Underground carpark and leisure centre ODE
Oosterdokseiland plan area, Amsterdam
The office of Erik van Egeraat drew up the urban masterplan for the Oosterdokseiland (Eastern Docks Island) near Amsterdam’s Central Station. The plan has a number of subdivisions, including a hotel, a library, a music conservatory, shops, housing, conference facilities and restaurants, designed by an international group of 11 architecture bureaus.
A carpark is planned beneath the complex and interconnecting all the buildings. There will also be a leisure centre occupying a number of underground levels. The architects ZJA were asked to design the subterranean world of the urban plan, the garage and the leisure centre.
The carpark is 500 metres long and provides space for 1,700 cars and 2,500 bikes. The garage lies two storeys underground, about eight metres below ground level, as the storage space and the loading areas for the various buildings are situated at the basement level, which is not open to the public. The staircases between the carpark and the ground level must span two floors and are therefore relatively deep.

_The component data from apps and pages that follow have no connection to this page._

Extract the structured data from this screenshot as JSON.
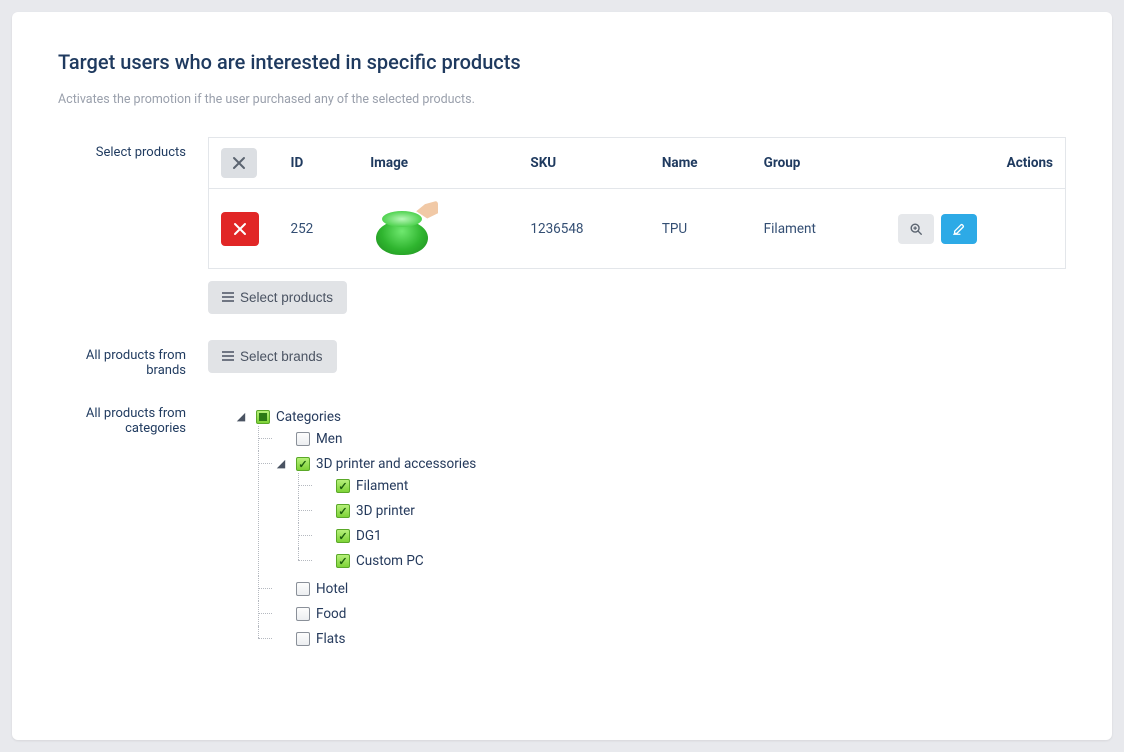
{
  "heading": "Target users who are interested in specific products",
  "subtitle": "Activates the promotion if the user purchased any of the selected products.",
  "labels": {
    "select_products": "Select products",
    "brands": "All products from brands",
    "categories": "All products from categories"
  },
  "table": {
    "columns": {
      "id": "ID",
      "image": "Image",
      "sku": "SKU",
      "name": "Name",
      "group": "Group",
      "actions": "Actions"
    },
    "rows": [
      {
        "id": "252",
        "sku": "1236548",
        "name": "TPU",
        "group": "Filament"
      }
    ]
  },
  "buttons": {
    "select_products": "Select products",
    "select_brands": "Select brands"
  },
  "tree": {
    "root": {
      "label": "Categories",
      "state": "partial",
      "expanded": true
    },
    "children": [
      {
        "label": "Men",
        "state": "none"
      },
      {
        "label": "3D printer and accessories",
        "state": "all",
        "expanded": true,
        "children": [
          {
            "label": "Filament",
            "state": "all"
          },
          {
            "label": "3D printer",
            "state": "all"
          },
          {
            "label": "DG1",
            "state": "all"
          },
          {
            "label": "Custom PC",
            "state": "all"
          }
        ]
      },
      {
        "label": "Hotel",
        "state": "none"
      },
      {
        "label": "Food",
        "state": "none"
      },
      {
        "label": "Flats",
        "state": "none"
      }
    ]
  }
}
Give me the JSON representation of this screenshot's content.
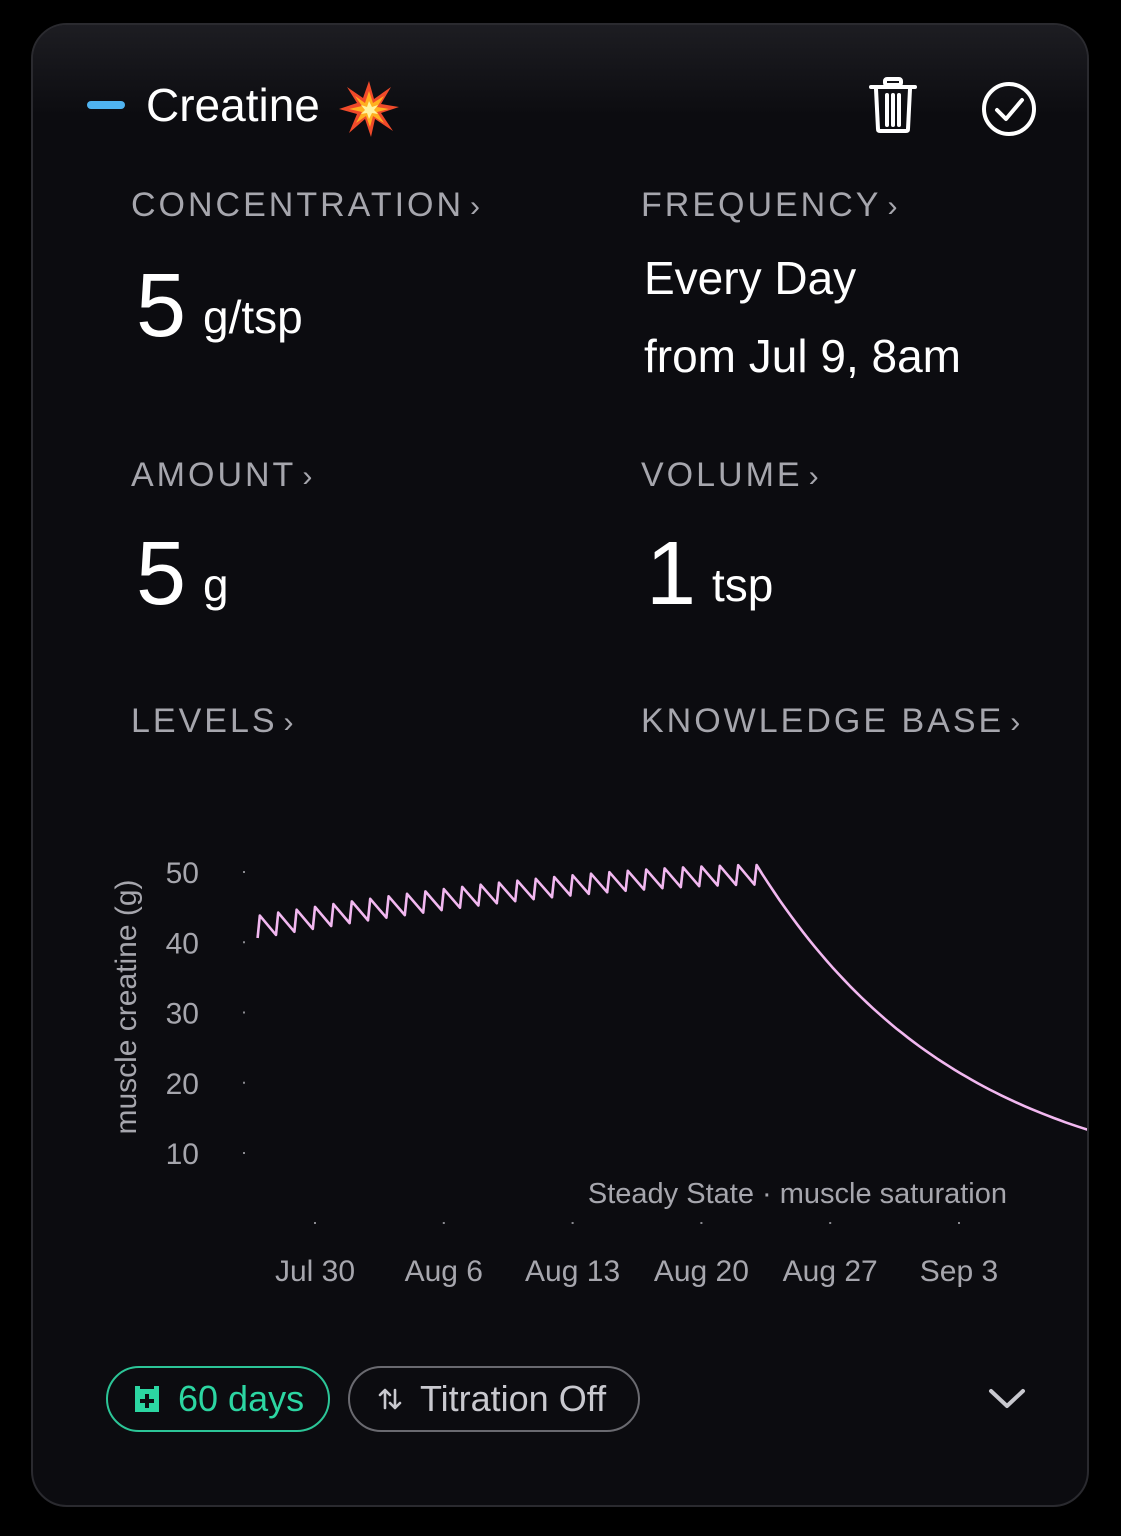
{
  "header": {
    "title": "Creatine",
    "accent_color": "#4fb3f0",
    "title_emoji_icon": "collision-spark-icon",
    "delete_icon": "trash-icon",
    "confirm_icon": "check-circle-icon"
  },
  "concentration": {
    "label": "CONCENTRATION",
    "value": "5",
    "unit": "g/tsp"
  },
  "frequency": {
    "label": "FREQUENCY",
    "line1": "Every Day",
    "line2": "from Jul 9, 8am"
  },
  "amount": {
    "label": "AMOUNT",
    "value": "5",
    "unit": "g"
  },
  "volume": {
    "label": "VOLUME",
    "value": "1",
    "unit": "tsp"
  },
  "levels": {
    "label": "LEVELS"
  },
  "knowledge": {
    "label": "KNOWLEDGE BASE"
  },
  "chevron": "›",
  "chart_data": {
    "type": "line",
    "ylabel": "muscle creatine (g)",
    "yticks": [
      50,
      40,
      30,
      20,
      10
    ],
    "xticks": [
      "Jul 30",
      "Aug 6",
      "Aug 13",
      "Aug 20",
      "Aug 27",
      "Sep 3"
    ],
    "annotation": "Steady State · muscle saturation",
    "line_color": "#f2b8f0",
    "ylim": [
      10,
      50
    ],
    "series": [
      {
        "dose_start": "Jul 27",
        "dose_end": "Aug 23",
        "peak_start": 43.8,
        "trough_start": 40.6,
        "peak_end": 51.0,
        "trough_end": 48.2,
        "end_date": "Sep 11",
        "end_value": 12.5
      }
    ]
  },
  "footer": {
    "duration_label": "60 days",
    "duration_icon": "pill-box-icon",
    "duration_color": "#2cd6a2",
    "titration_label": "Titration Off",
    "titration_icon": "swap-vertical-icon",
    "expand_icon": "chevron-down-icon"
  }
}
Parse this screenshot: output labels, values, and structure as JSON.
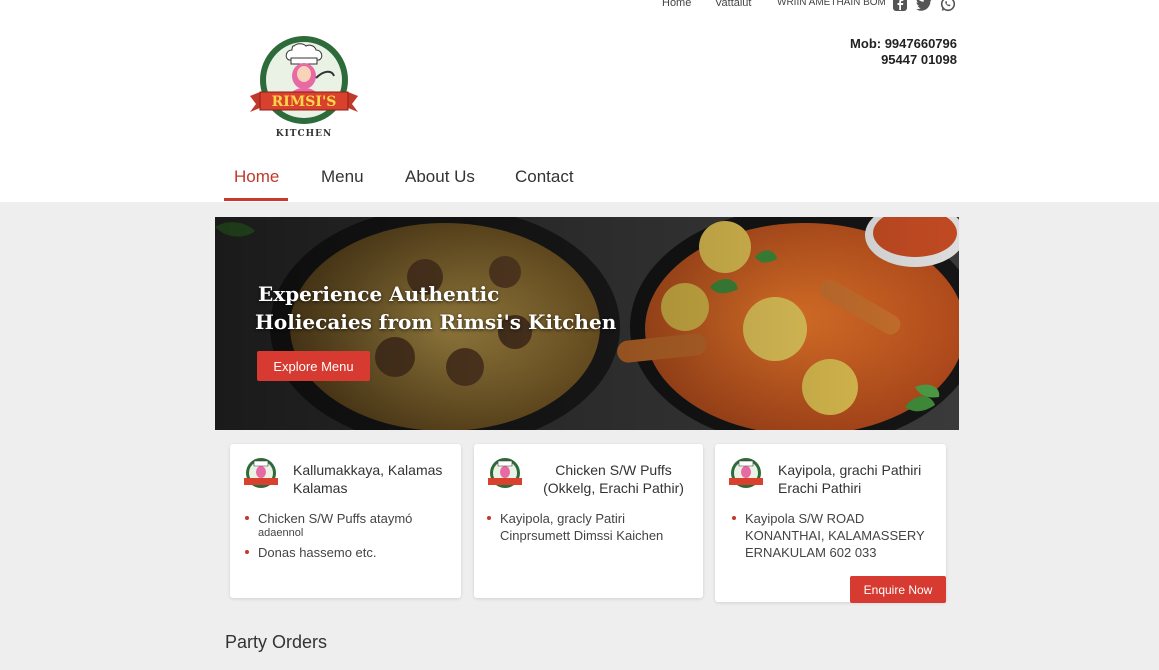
{
  "top_links": [
    "Home",
    "Vattaiut",
    "WRIIN AMETHAIN BOM"
  ],
  "social_icons": [
    "facebook-icon",
    "twitter-icon",
    "whatsapp-icon"
  ],
  "contact": {
    "mob_label": "Mob: 9947660796",
    "mob2": "95447 01098"
  },
  "logo": {
    "text": "RIMSI'S",
    "subtext": "KITCHEN"
  },
  "nav": {
    "items": [
      "Home",
      "Menu",
      "About Us",
      "Contact"
    ],
    "active": "Home"
  },
  "hero": {
    "line1": "Experience Authentic",
    "line2": "Holiecaies from Rimsi's Kitchen",
    "button": "Explore Menu"
  },
  "cards": [
    {
      "title_line1": "Kallumakkaya, Kalamas",
      "title_line2": "Kalamas",
      "bullets": [
        {
          "text": "Chicken S/W Puffs ataymó",
          "sub": "adaennol"
        },
        {
          "text": "Donas hassemo etc.",
          "sub": ""
        }
      ]
    },
    {
      "title_line1": "Chicken S/W Puffs",
      "title_line2": "(Okkelg, Erachi Pathir)",
      "bullets": [
        {
          "text": "Kayipola, gracly Patiri",
          "sub": "Cinprsumett Dimssi Kaichen"
        }
      ]
    },
    {
      "title_line1": "Kayipola, grachi Pathiri",
      "title_line2": "Erachi Pathiri",
      "bullets": [
        {
          "text": "Kayipola S/W ROAD",
          "sub": "KONANTHAI, KALAMASSERY",
          "sub2": "ERNAKULAM 602 033"
        }
      ],
      "button": "Enquire Now"
    }
  ],
  "section_title": "Party Orders",
  "colors": {
    "accent": "#d63a30",
    "active_nav": "#c0392b",
    "page_bg": "#eeeeee"
  }
}
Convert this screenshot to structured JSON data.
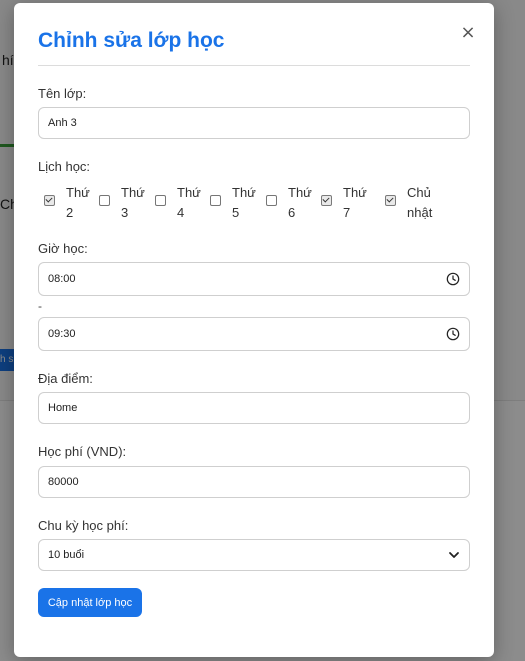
{
  "background": {
    "text_top": "hí",
    "text_mid": "Chủ",
    "button_text": "h s"
  },
  "modal": {
    "title": "Chỉnh sửa lớp học",
    "close_icon": "×",
    "class_name": {
      "label": "Tên lớp:",
      "value": "Anh 3"
    },
    "schedule": {
      "label": "Lịch học:",
      "days": [
        {
          "label": "Thứ 2",
          "checked": true
        },
        {
          "label": "Thứ 3",
          "checked": false
        },
        {
          "label": "Thứ 4",
          "checked": false
        },
        {
          "label": "Thứ 5",
          "checked": false
        },
        {
          "label": "Thứ 6",
          "checked": false
        },
        {
          "label": "Thứ 7",
          "checked": true
        },
        {
          "label": "Chủ nhật",
          "checked": true
        }
      ]
    },
    "time": {
      "label": "Giờ học:",
      "start": "08:00",
      "separator": "-",
      "end": "09:30"
    },
    "location": {
      "label": "Địa điểm:",
      "value": "Home"
    },
    "fee": {
      "label": "Học phí (VND):",
      "value": "80000"
    },
    "fee_cycle": {
      "label": "Chu kỳ học phí:",
      "value": "10 buổi"
    },
    "submit_label": "Cập nhật lớp học"
  },
  "colors": {
    "accent": "#1a73e8",
    "overlay": "rgba(0,0,0,0.45)"
  }
}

The challenge in designing an entire underground carpark of such enormous proportions is to create a sense of safety for visitors and make it easy for them to find their way. Elements from aboveground are repeated underground to aid orientation: the stony material of the retaining wall along the railway embankment, the water with fish on the side facing the dockside, and the materialization of the buildings above. The initial proposal was to turn the dockside wall of the carpark into one big aquarium with fish. In the current plans the aquariums have been replaced by large-scale projections of fish on the walls of the underground carpark.
The buildings and the carpark below are arranged on a fan-like grid. The structure of the carpark was designed in consultation with the various architects of all the individual buildings above. That demands a great deal of diplomacy and coordination. A central computer file on the Internet, to which all the parties can upload the latest state of affairs, serves as the basis for consultations between the parties. This means that everyone always has access to the most recent data.
The stairwells, potentially unsafe spaces, are under permanent video surveillance. The video images are not used simply to keep a check, but also to increase the sense of safety. The footage is transmitted directly to the screens at the staircase entrances and exits. The carpark’s users can see whom to expect on the stairs before entering the stairwell. The interior of the stairwells is painted a monochrome. This background colour makes it easy to use video montage techniques (chromakey) to isolate the people being filmed from their blue background. Images of these visitors can then be mounted amidst the projections of fish. The fish projected onto the screens at the entrance will make the access to the carpark more readily recognizable.
Client: MAB bv.